Why does Tag Heuer put the movement name on the dial of their watches?

  1. calibre11user

    calibre11user May 22, 2016

    I've been wondering why Tag Heuer puts the name of the movement on the watch dial? The movement names are plainly visible: Calibre 16, Calibre 5, Calibre 1887, Heuer 01, etc. The movement name occurs on every watch line from Carrera to Link.

    I have not seen this approach with other watch brands. For example, although Omega shows "Co-axial Chronometer" on the dial, it doesn't mention the specific movement (such as the 9300 movement). The same goes for Rolex, Panerai, Breitling, etc. In particular, IWC, like Tag Heuer, produces watches with both in-house and ETA movements, but IWC doesn't put that information on the dial. The only company that does mention the movement seems to be Zenith with their El Primero, but one can make the argument that the El Primero has as much significance as the Zenith brand.

    Finally, I especially find it odd that in the latest (2015) refresh of Carrera watches with the Calibre 16, the "Calibre 16" literally gets top billing over "Carrera". That seems backwards to me.

  2. dsio

    dsio Ash @ ΩF Staff Member May 22, 2016

    I think part of it is TAG Heuer have a variety of movements that are very similar to look at externally compared to many other brands, you've got quartz 3 handers vs Calibre 5 3 handers, Cal 16 vs Cal 1887 etc. Most people wouldn't know the difference between the 16 and 1887 unless it was written on the dial so its hard to see which is which.
  3. elbeik

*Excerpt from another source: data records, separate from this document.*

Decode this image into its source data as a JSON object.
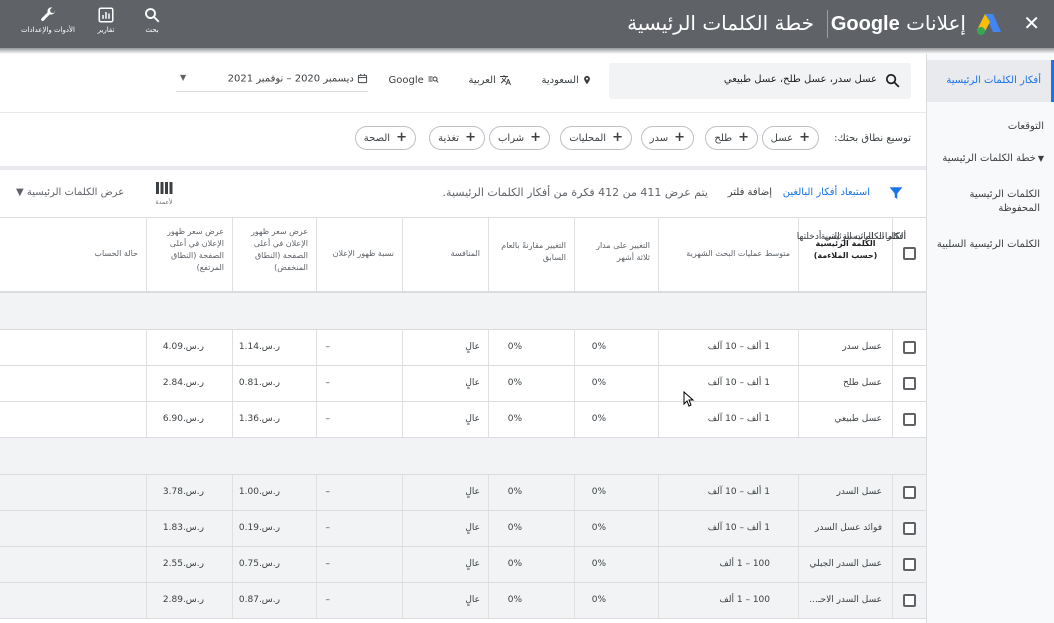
{
  "topbar": {
    "brand_text": "إعلانات",
    "brand_google": "Google",
    "title": "خطة الكلمات الرئيسية",
    "close_glyph": "✕",
    "tools": [
      {
        "label": "بحث",
        "icon": "search-icon"
      },
      {
        "label": "تقارير",
        "icon": "reports-icon"
      },
      {
        "label": "الأدوات والإعدادات",
        "icon": "wrench-icon"
      }
    ],
    "colors": {
      "bar": "#5f6368",
      "accent": "#1a73e8"
    }
  },
  "nav": {
    "items": [
      {
        "label": "أفكار الكلمات الرئيسية",
        "active": true
      },
      {
        "label": "التوقعات"
      },
      {
        "label": "خطة الكلمات الرئيسية",
        "caret": "▼"
      },
      {
        "label": "الكلمات الرئيسية المحفوظة"
      },
      {
        "label": "الكلمات الرئيسية السلبية"
      }
    ]
  },
  "search": {
    "query": "عسل سدر، عسل طلح، عسل طبيعي",
    "location": "السعودية",
    "language": "العربية",
    "network": "Google",
    "date_range": "ديسمبر 2020 – نوفمبر 2021",
    "date_caret": "▼"
  },
  "expand": {
    "label": "توسيع نطاق بحثك:",
    "chips": [
      "عسل",
      "طلح",
      "سدر",
      "المحليات",
      "شراب",
      "تغذية",
      "الصحة"
    ]
  },
  "filter_bar": {
    "exclude_link": "استبعاد أفكار البالغين",
    "add_filter": "إضافة فلتر",
    "count_text": "يتم عرض 411 من 412 فكرة من أفكار الكلمات الرئيسية.",
    "columns_label": "لأعمدة",
    "view_label": "عرض الكلمات الرئيسية",
    "view_caret": "▼"
  },
  "table": {
    "headers": {
      "keyword": "الكلمة الرئيسية (حسب الملاءمة)",
      "avg_searches": "متوسط عمليات البحث الشهرية",
      "three_month": "التغيير على مدار ثلاثة أشهر",
      "yoy": "التغيير مقارنةً بالعام السابق",
      "competition": "المنافسة",
      "impression_share": "نسبة ظهور الإعلان",
      "bid_low": "عرض سعر ظهور الإعلان في أعلى الصفحة (النطاق المنخفض)",
      "bid_high": "عرض سعر ظهور الإعلان في أعلى الصفحة (النطاق المرتفع)",
      "account_status": "حالة الحساب"
    },
    "sections": [
      {
        "title": "الكلمات الرئيسية التي أدخلتها",
        "rows": [
          {
            "keyword": "عسل سدر",
            "avg": "1 ألف – 10 آلف",
            "three_month": "0%",
            "yoy": "0%",
            "competition": "عالٍ",
            "share": "–",
            "low": "ر.س.1.14",
            "high": "ر.س.4.09"
          },
          {
            "keyword": "عسل طلح",
            "avg": "1 ألف – 10 آلف",
            "three_month": "0%",
            "yoy": "0%",
            "competition": "عالٍ",
            "share": "–",
            "low": "ر.س.0.81",
            "high": "ر.س.2.84"
          },
          {
            "keyword": "عسل طبيعي",
            "avg": "1 ألف – 10 آلف",
            "three_month": "0%",
            "yoy": "0%",
            "competition": "عالٍ",
            "share": "–",
            "low": "ر.س.1.36",
            "high": "ر.س.6.90"
          }
        ]
      },
      {
        "title": "أفكار الكلمات الرئيسية",
        "rows": [
          {
            "keyword": "عسل السدر",
            "avg": "1 ألف – 10 آلف",
            "three_month": "0%",
            "yoy": "0%",
            "competition": "عالٍ",
            "share": "–",
            "low": "ر.س.1.00",
            "high": "ر.س.3.78"
          },
          {
            "keyword": "فوائد عسل السدر",
            "avg": "1 ألف – 10 آلف",
            "three_month": "0%",
            "yoy": "0%",
            "competition": "عالٍ",
            "share": "–",
            "low": "ر.س.0.19",
            "high": "ر.س.1.83"
          },
          {
            "keyword": "عسل السدر الجبلي",
            "avg": "100 – 1 ألف",
            "three_month": "0%",
            "yoy": "0%",
            "competition": "عالٍ",
            "share": "–",
            "low": "ر.س.0.75",
            "high": "ر.س.2.55"
          },
          {
            "keyword": "عسل السدر الاحـ...",
            "avg": "100 – 1 ألف",
            "three_month": "0%",
            "yoy": "0%",
            "competition": "عالٍ",
            "share": "–",
            "low": "ر.س.0.87",
            "high": "ر.س.2.89"
          }
        ]
      }
    ]
  }
}
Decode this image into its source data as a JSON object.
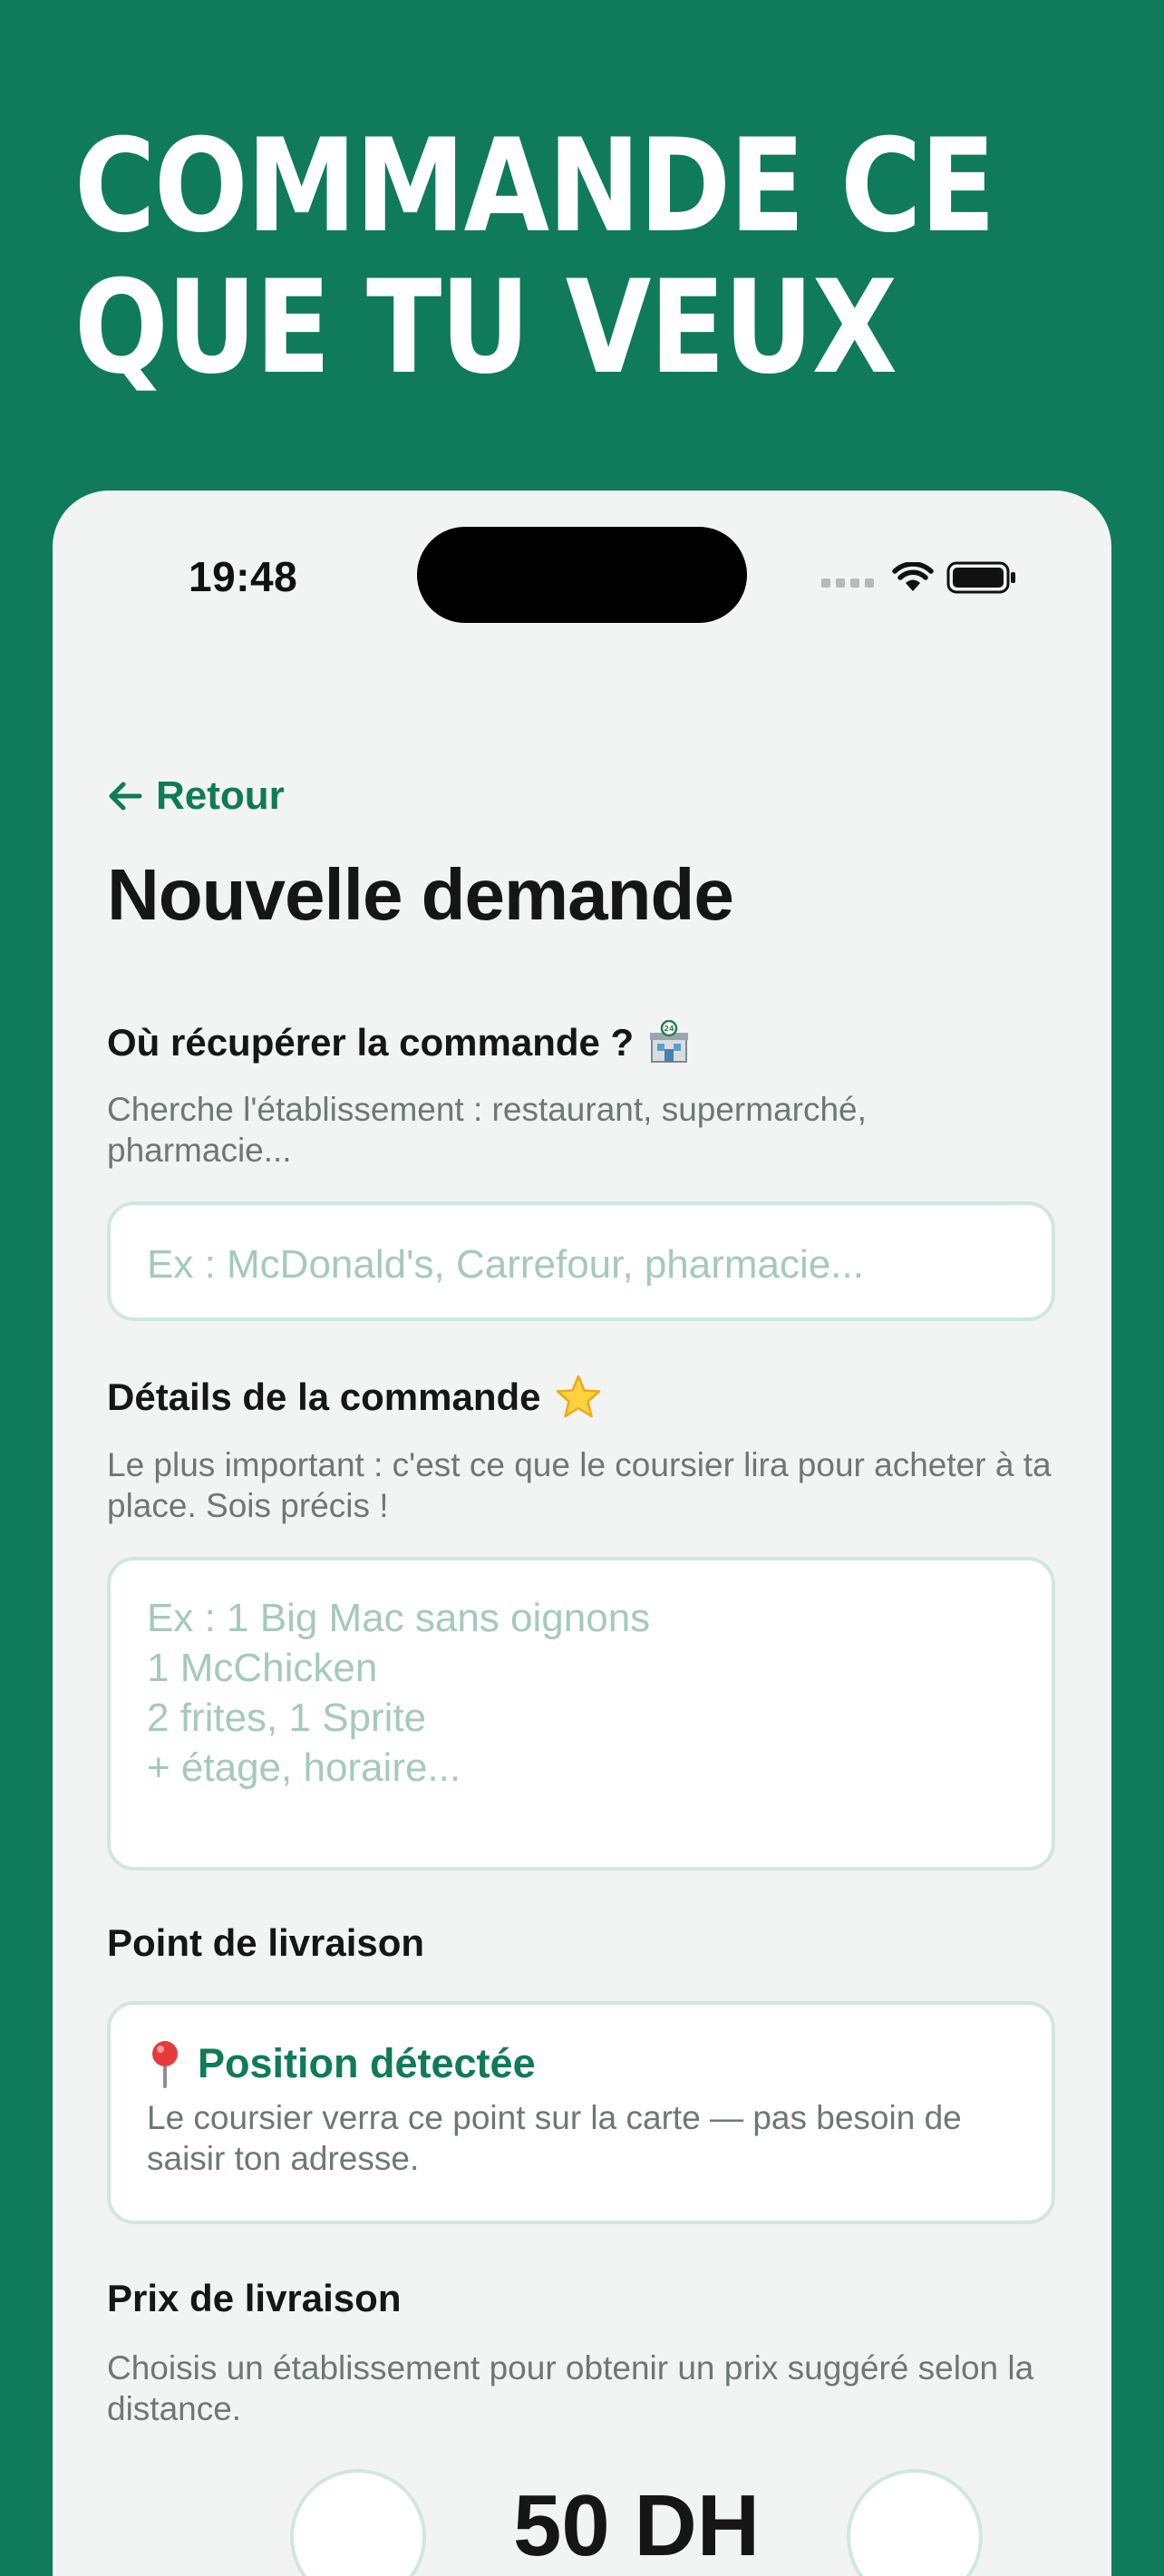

    elbeik May 23, 2016

    It's also a differentiators within a model line; instead of having for instance Carreras differentiated by colors and sizes, you can distinguish them with the engine.

    Just like cars; E class from MB; E200, E300, E350 and so it goes
  4. Calibre11

    Calibre11 Editor of Calibre11.com Staff Member May 24, 2016

    This all started in 2002, which is the first year that we start to see any changes from the then-new CEO Jean Christophe Babin. 2002 is the year when the Heuer logo is dropped from the Monza and Monaco. It's also the year that we see the new Microtimer and the effort to push the brand up-market with solid gold cases across most models.

    We also see the first use of the El Primero movement, is important.

    Before 2002, life was simple- if you had a automatic watch, it was an ETA 2892 (later called Calibre 7) and if it was an automatic chronograph, you had a Valjoux/ ETA 7750 (later called Calibre 16). So in these days, TAG Heuer just referred to an automatic movement, but didn't need to specify which one.

    But in 2002, when the El Primero arrived, TAG Heuer needed to differentiate between the "basic" Calibre 17 and the high end Calibre 36. There was also a new automatic watch movement used in the Monza- the Calibre 6.

    So that's the reason that they started using Calibre numbers. Firstly, because there was now a choice of more than one (!) and secondly because it attached more prestige to the mechanical watches compared to the quartz range that never used Calibre names/ numbers.

    And since then, they've just stuck to it!
    Hubert likes this.
  5. calibre11user

    calibre11user May 25, 2016

    Thanks for the information. I still don't understand why "Calibre 16" would appear above "Carrera", though. My opinion is that the Carrera name is more important.

    I would honestly prefer no "Calibre 16" at all, such as in the older generation CV2010.